Discussing UK law. Links: swarb.co.uk | law-index | Acts | Members Image galleries

Validity of wills only heard at High Court?

Validity of wills only heard at High Court?

Postby raydona » Wed Sep 20, 2017 2:59 pm

Hi, A person had entered a caveat so my friend, as yet, not got his probate. The other party is now proposing that he will withdraw the caveat so long as each party bears his costs of the proceedings. My friend has so far spent £24,000 in legal fees. He wants to reject the proposal because he wants his costs met. His solicitor is saying that if the matter goes to the family court, Principal Registry of the Family Division, the judge will look at the fact that my friend has not agreed to the proposal put before him and the judge will refer the matter to the High Court without a hearing where his costs would escalate. Is the solicitor right? The estate is small, around £400,000. All help will be greatly appreciated.
Posts: 28
Joined: Wed Apr 24, 2013 3:24 pm

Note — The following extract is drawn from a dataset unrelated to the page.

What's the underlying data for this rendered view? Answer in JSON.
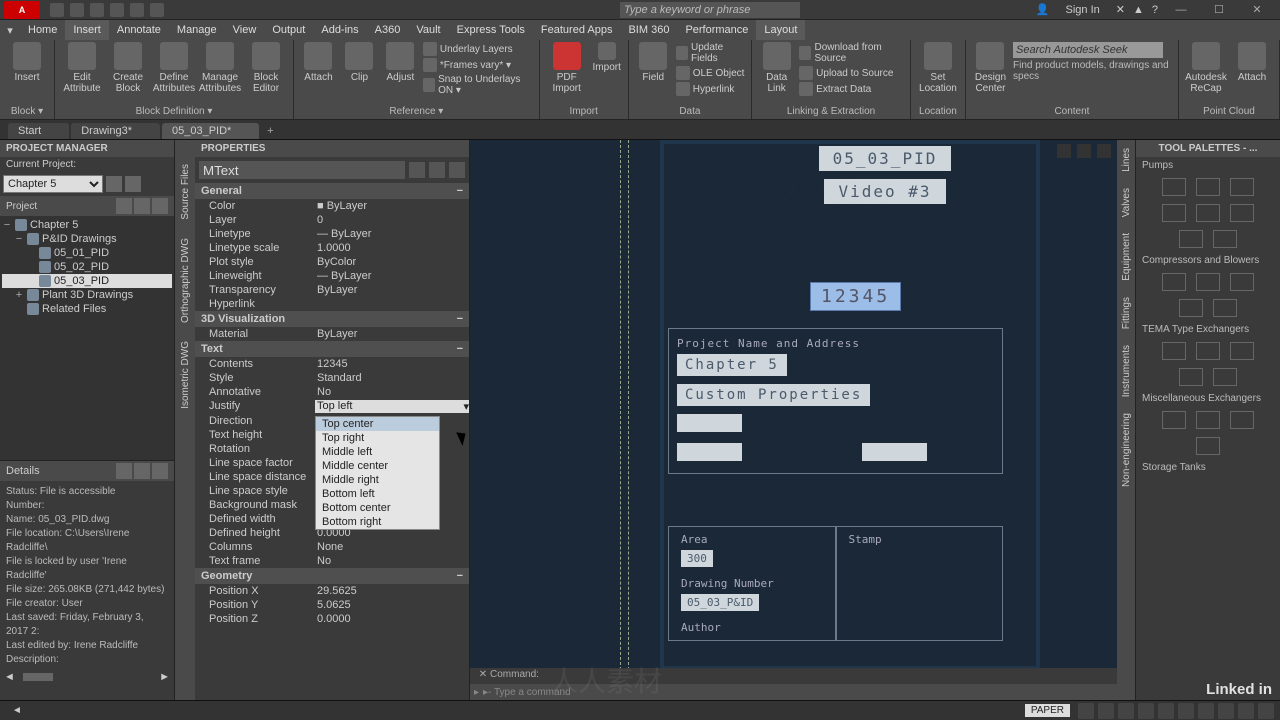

Re: Validity of wills only heard at High Court?

Postby atticus » Wed Sep 20, 2017 3:21 pm

Yes, of course that is right. It may be that the fact that the offer does not provide for your friend's costs is a good reason not to accept it. Why not put that pressure on the other party by saying so?
User avatar
Posts: 20691
Joined: Sun Nov 11, 2012 2:27 pm
Location: E&W

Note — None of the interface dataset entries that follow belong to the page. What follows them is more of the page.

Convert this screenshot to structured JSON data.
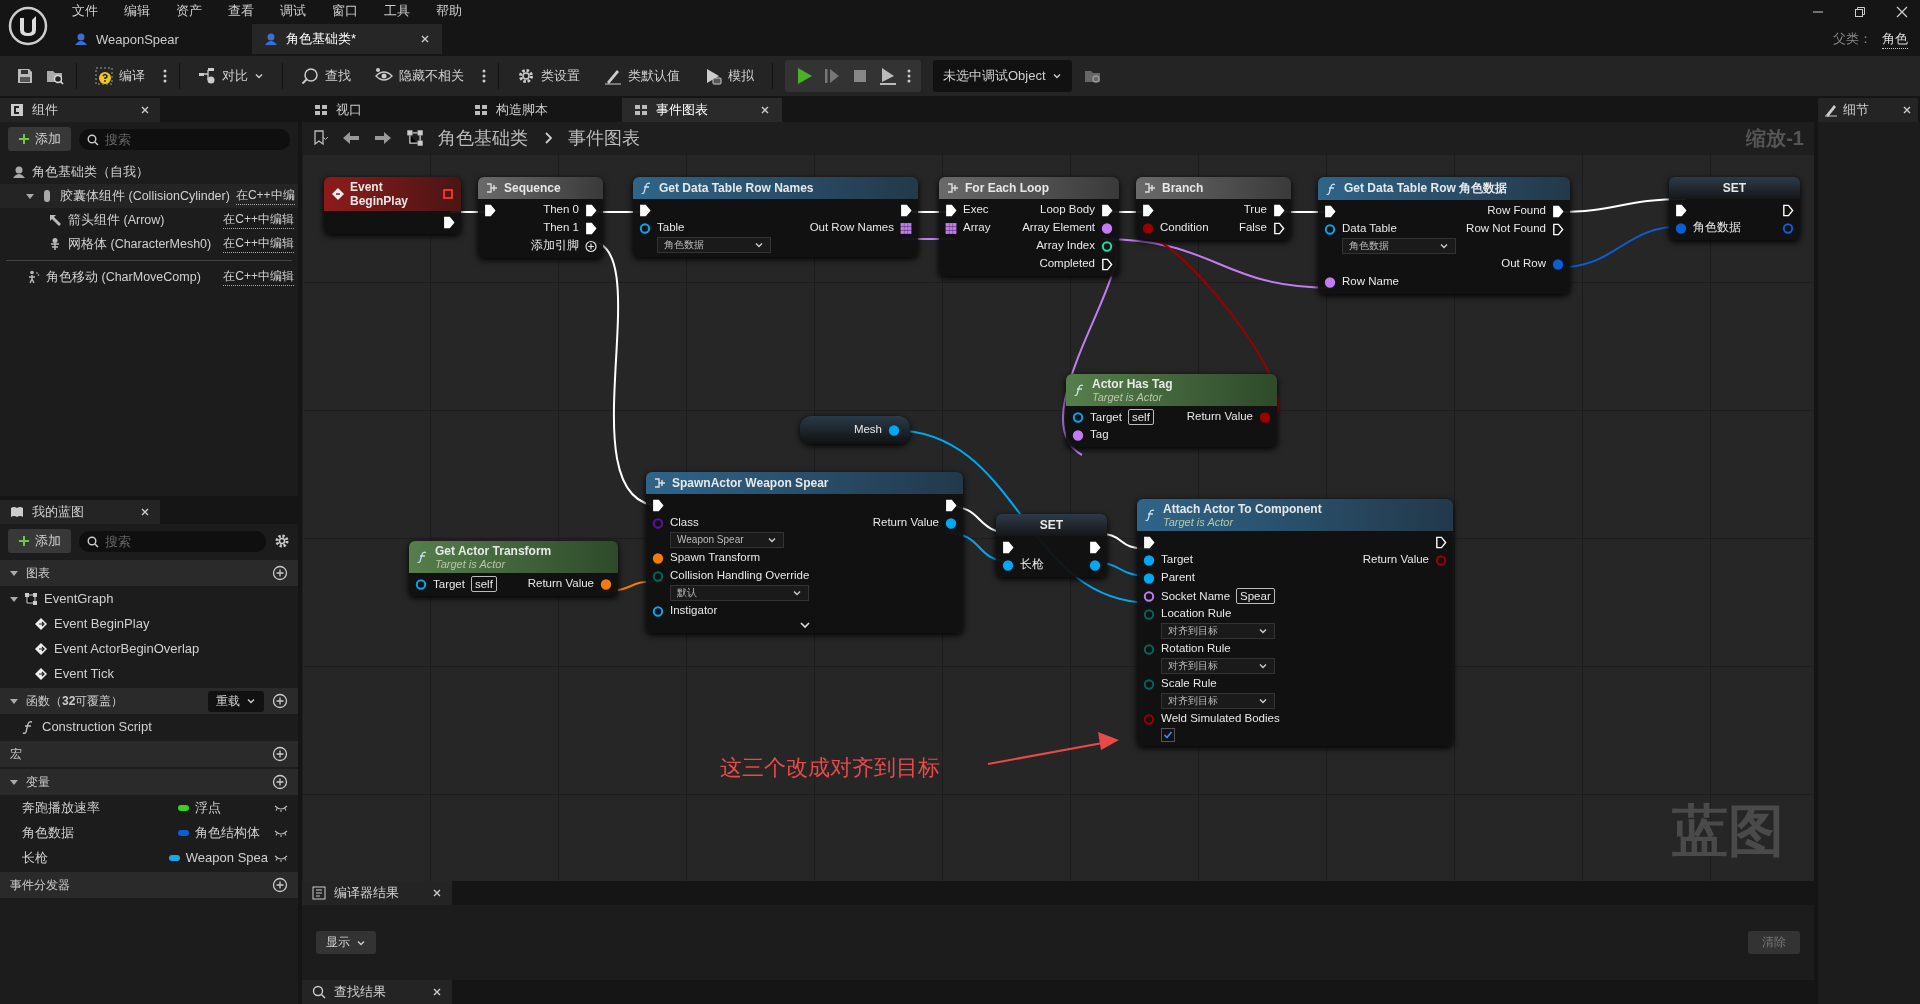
{
  "title_bar": {
    "menus": [
      "文件",
      "编辑",
      "资产",
      "查看",
      "调试",
      "窗口",
      "工具",
      "帮助"
    ],
    "doc_tabs": [
      {
        "label": "WeaponSpear",
        "selected": false
      },
      {
        "label": "角色基础类*",
        "selected": true
      }
    ],
    "parent_label": "父类：",
    "parent_value": "角色"
  },
  "toolbar": {
    "compile": "编译",
    "diff": "对比",
    "find": "查找",
    "hide_unrelated": "隐藏不相关",
    "class_settings": "类设置",
    "class_defaults": "类默认值",
    "simulate": "模拟",
    "debug_object": "未选中调试Object"
  },
  "components": {
    "title": "组件",
    "add": "添加",
    "search_placeholder": "搜索",
    "tree": [
      {
        "label": "角色基础类（自我）",
        "children": [
          {
            "label": "胶囊体组件 (CollisionCylinder)",
            "link": "在C++中编",
            "expanded": true,
            "children": [
              {
                "label": "箭头组件 (Arrow)",
                "link": "在C++中编辑"
              },
              {
                "label": "网格体 (CharacterMesh0)",
                "link": "在C++中编辑"
              }
            ]
          }
        ]
      }
    ],
    "others": [
      {
        "label": "角色移动 (CharMoveComp)",
        "link": "在C++中编辑"
      }
    ]
  },
  "my_blueprint": {
    "title": "我的蓝图",
    "add": "添加",
    "search_placeholder": "搜索",
    "sections": [
      {
        "kind": "tree",
        "title": "图表",
        "expanded": true,
        "items": [
          {
            "label": "EventGraph",
            "expanded": true,
            "children": [
              "Event BeginPlay",
              "Event ActorBeginOverlap",
              "Event Tick"
            ]
          }
        ]
      },
      {
        "kind": "list",
        "title": "函数（**32**可覆盖）",
        "expanded": true,
        "override": "重载",
        "items": [
          "Construction Script"
        ]
      },
      {
        "kind": "list",
        "title": "宏"
      },
      {
        "kind": "variables",
        "title": "变量",
        "expanded": true,
        "vars": [
          {
            "name": "奔跑播放速率",
            "type": "浮点",
            "color": "#3bd11a"
          },
          {
            "name": "角色数据",
            "type": "角色结构体",
            "color": "#0a5ed6"
          },
          {
            "name": "长枪",
            "type": "Weapon Spea",
            "color": "#14a8f0"
          }
        ]
      },
      {
        "kind": "list",
        "title": "事件分发器"
      }
    ]
  },
  "graph_tabs": [
    {
      "label": "视口",
      "selected": false
    },
    {
      "label": "构造脚本",
      "selected": false
    },
    {
      "label": "事件图表",
      "selected": true
    }
  ],
  "breadcrumb": [
    "角色基础类",
    "事件图表"
  ],
  "graph": {
    "zoom_label": "缩放-1",
    "watermark": "蓝图",
    "annotation": "这三个改成对齐到目标",
    "nodes": [
      {
        "kind": "event",
        "title": "Event BeginPlay",
        "rows": [
          {
            "right": {
              "kind": "exec",
              "linked": true
            }
          }
        ]
      },
      {
        "kind": "flow",
        "title": "Sequence",
        "rows": [
          {
            "left": {
              "kind": "exec",
              "linked": true
            },
            "right": {
              "label": "Then 0",
              "kind": "exec",
              "linked": true
            }
          },
          {
            "right": {
              "label": "Then 1",
              "kind": "exec",
              "linked": true
            }
          },
          {
            "right": {
              "label": "添加引脚",
              "kind": "add"
            }
          }
        ]
      },
      {
        "kind": "function",
        "title": "Get Data Table Row Names",
        "rows": [
          {
            "left": {
              "kind": "exec",
              "linked": true
            },
            "right": {
              "kind": "exec",
              "linked": true
            }
          },
          {
            "left": {
              "label": "Table",
              "kind": "object",
              "linked": false,
              "dropdown": "角色数据"
            },
            "right": {
              "label": "Out Row Names",
              "kind": "name_array",
              "linked": true
            }
          }
        ]
      },
      {
        "kind": "macro",
        "title": "For Each Loop",
        "rows": [
          {
            "left": {
              "label": "Exec",
              "kind": "exec",
              "linked": true
            },
            "right": {
              "label": "Loop Body",
              "kind": "exec",
              "linked": true
            }
          },
          {
            "left": {
              "label": "Array",
              "kind": "name_array",
              "linked": true
            },
            "right": {
              "label": "Array Element",
              "kind": "name",
              "linked": true
            }
          },
          {
            "right": {
              "label": "Array Index",
              "kind": "int",
              "linked": false
            }
          },
          {
            "right": {
              "label": "Completed",
              "kind": "exec",
              "linked": false
            }
          }
        ]
      },
      {
        "kind": "flow",
        "title": "Branch",
        "rows": [
          {
            "left": {
              "kind": "exec",
              "linked": true
            },
            "right": {
              "label": "True",
              "kind": "exec",
              "linked": true
            }
          },
          {
            "left": {
              "label": "Condition",
              "kind": "bool",
              "linked": true
            },
            "right": {
              "label": "False",
              "kind": "exec",
              "linked": false
            }
          }
        ]
      },
      {
        "kind": "function",
        "title": "Get Data Table Row 角色数据",
        "rows": [
          {
            "left": {
              "kind": "exec",
              "linked": true
            },
            "right": {
              "label": "Row Found",
              "kind": "exec",
              "linked": true
            }
          },
          {
            "left": {
              "label": "Data Table",
              "kind": "object",
              "linked": false,
              "dropdown": "角色数据"
            },
            "right": {
              "label": "Row Not Found",
              "kind": "exec",
              "linked": false
            }
          },
          {
            "right": {
              "label": "Out Row",
              "kind": "struct",
              "linked": true
            }
          },
          {
            "left": {
              "label": "Row Name",
              "kind": "name",
              "linked": true
            }
          }
        ]
      },
      {
        "kind": "set",
        "title": "SET",
        "rows": [
          {
            "left": {
              "kind": "exec",
              "linked": true
            },
            "right": {
              "kind": "exec",
              "linked": false
            }
          },
          {
            "left": {
              "label": "角色数据",
              "kind": "struct",
              "linked": true
            },
            "right": {
              "kind": "struct",
              "linked": false
            }
          }
        ]
      },
      {
        "kind": "getter",
        "rows": [
          {
            "right": {
              "label": "Mesh",
              "kind": "object",
              "linked": true
            }
          }
        ]
      },
      {
        "kind": "pure",
        "title": "Actor Has Tag",
        "subtitle": "Target is Actor",
        "rows": [
          {
            "left": {
              "label": "Target",
              "kind": "object",
              "linked": false,
              "default": "self"
            },
            "right": {
              "label": "Return Value",
              "kind": "bool",
              "linked": true
            }
          },
          {
            "left": {
              "label": "Tag",
              "kind": "name",
              "linked": true
            }
          }
        ]
      },
      {
        "kind": "pure",
        "title": "Get Actor Transform",
        "subtitle": "Target is Actor",
        "rows": [
          {
            "left": {
              "label": "Target",
              "kind": "object",
              "linked": false,
              "default": "self"
            },
            "right": {
              "label": "Return Value",
              "kind": "transform",
              "linked": true
            }
          }
        ]
      },
      {
        "kind": "spawn",
        "title": "SpawnActor Weapon Spear",
        "advanced": true,
        "rows": [
          {
            "left": {
              "kind": "exec",
              "linked": true
            },
            "right": {
              "kind": "exec",
              "linked": true
            }
          },
          {
            "left": {
              "label": "Class",
              "kind": "class",
              "linked": false,
              "dropdown": "Weapon Spear"
            },
            "right": {
              "label": "Return Value",
              "kind": "object",
              "linked": true
            }
          },
          {
            "left": {
              "label": "Spawn Transform",
              "kind": "transform",
              "linked": true
            }
          },
          {
            "left": {
              "label": "Collision Handling Override",
              "kind": "enum",
              "linked": false,
              "dropdown": "默认"
            }
          },
          {
            "left": {
              "label": "Instigator",
              "kind": "object",
              "linked": false
            }
          }
        ]
      },
      {
        "kind": "set",
        "title": "SET",
        "rows": [
          {
            "left": {
              "kind": "exec",
              "linked": true
            },
            "right": {
              "kind": "exec",
              "linked": true
            }
          },
          {
            "left": {
              "label": "长枪",
              "kind": "object",
              "linked": true
            },
            "right": {
              "kind": "object",
              "linked": true
            }
          }
        ]
      },
      {
        "kind": "function",
        "title": "Attach Actor To Component",
        "subtitle": "Target is Actor",
        "rows": [
          {
            "left": {
              "kind": "exec",
              "linked": true
            },
            "right": {
              "kind": "exec",
              "linked": false
            }
          },
          {
            "left": {
              "label": "Target",
              "kind": "object",
              "linked": true
            },
            "right": {
              "label": "Return Value",
              "kind": "bool",
              "linked": false
            }
          },
          {
            "left": {
              "label": "Parent",
              "kind": "object",
              "linked": true
            }
          },
          {
            "left": {
              "label": "Socket Name",
              "kind": "name",
              "linked": false,
              "default": "Spear"
            }
          },
          {
            "left": {
              "label": "Location Rule",
              "kind": "enum",
              "linked": false,
              "dropdown": "对齐到目标"
            }
          },
          {
            "left": {
              "label": "Rotation Rule",
              "kind": "enum",
              "linked": false,
              "dropdown": "对齐到目标"
            }
          },
          {
            "left": {
              "label": "Scale Rule",
              "kind": "enum",
              "linked": false,
              "dropdown": "对齐到目标"
            }
          },
          {
            "left": {
              "label": "Weld Simulated Bodies",
              "kind": "bool",
              "linked": false,
              "checked": true
            }
          }
        ]
      }
    ]
  },
  "details": {
    "title": "细节"
  },
  "bottom": {
    "compiler_tab": "编译器结果",
    "show": "显示",
    "clear": "清除",
    "find_tab": "查找结果"
  }
}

Re: Validity of wills only heard at High Court?

Postby dls » Thu Sep 21, 2017 10:34 am

It is worth considering perhaps that the entry of a caveat can be a trivial actio, but the preparation for responding to it can be very extensive.
At the sme time, the costs will come from the estate, and not be born directly by the executor to be.
Also you need to look at whether the issue of the caveat was in any way justified and whether for example the caveat was dropped after some fact later emerged which justified the withdrawal. A person issuing a caveat without proper justification can be ordered to pay costs. In other words he may be anticipating already having to make a contribution.

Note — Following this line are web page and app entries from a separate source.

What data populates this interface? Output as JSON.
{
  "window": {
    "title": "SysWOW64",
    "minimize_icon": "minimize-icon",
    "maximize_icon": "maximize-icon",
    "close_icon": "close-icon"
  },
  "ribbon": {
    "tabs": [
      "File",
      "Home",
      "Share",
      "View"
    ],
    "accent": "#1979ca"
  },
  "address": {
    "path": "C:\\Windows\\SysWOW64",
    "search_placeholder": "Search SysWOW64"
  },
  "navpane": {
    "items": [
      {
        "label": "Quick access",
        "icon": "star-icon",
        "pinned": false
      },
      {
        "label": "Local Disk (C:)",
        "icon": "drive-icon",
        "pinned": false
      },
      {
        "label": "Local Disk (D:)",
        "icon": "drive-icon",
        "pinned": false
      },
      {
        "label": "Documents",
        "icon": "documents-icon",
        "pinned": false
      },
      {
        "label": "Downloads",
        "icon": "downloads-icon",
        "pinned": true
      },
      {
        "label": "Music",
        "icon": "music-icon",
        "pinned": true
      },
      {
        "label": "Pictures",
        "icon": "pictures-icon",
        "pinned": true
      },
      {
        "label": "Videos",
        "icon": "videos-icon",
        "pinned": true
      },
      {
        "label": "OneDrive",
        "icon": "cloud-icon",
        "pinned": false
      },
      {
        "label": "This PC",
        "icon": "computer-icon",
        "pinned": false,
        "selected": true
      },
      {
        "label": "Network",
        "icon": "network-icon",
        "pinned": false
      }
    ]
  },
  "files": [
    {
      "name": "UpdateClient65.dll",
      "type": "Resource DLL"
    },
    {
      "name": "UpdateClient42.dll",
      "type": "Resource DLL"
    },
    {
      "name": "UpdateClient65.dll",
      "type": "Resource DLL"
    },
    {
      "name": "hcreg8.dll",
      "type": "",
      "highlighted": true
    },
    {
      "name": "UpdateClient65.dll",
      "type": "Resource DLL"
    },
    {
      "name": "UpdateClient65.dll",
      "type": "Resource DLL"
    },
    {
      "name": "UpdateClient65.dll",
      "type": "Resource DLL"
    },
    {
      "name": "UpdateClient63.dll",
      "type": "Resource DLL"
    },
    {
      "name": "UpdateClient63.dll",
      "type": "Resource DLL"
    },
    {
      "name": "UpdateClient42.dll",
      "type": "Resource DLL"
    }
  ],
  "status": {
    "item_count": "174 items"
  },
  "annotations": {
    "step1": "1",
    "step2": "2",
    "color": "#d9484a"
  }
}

Just what is appropriate will depend on several factors and details to which we properly have no access.
A soliitor is engaged. He will advise.
David Swarbrick (Admin) dswarb@gmail.com - 0795 457 9992
User avatar
Site Admin
Posts: 12532
Joined: Thu Nov 01, 2012 1:35 pm
Location: Brighouse, West Yorkshire

Return to Wills and Probate

Who is online

Users browsing this forum: No registered users and 1 guest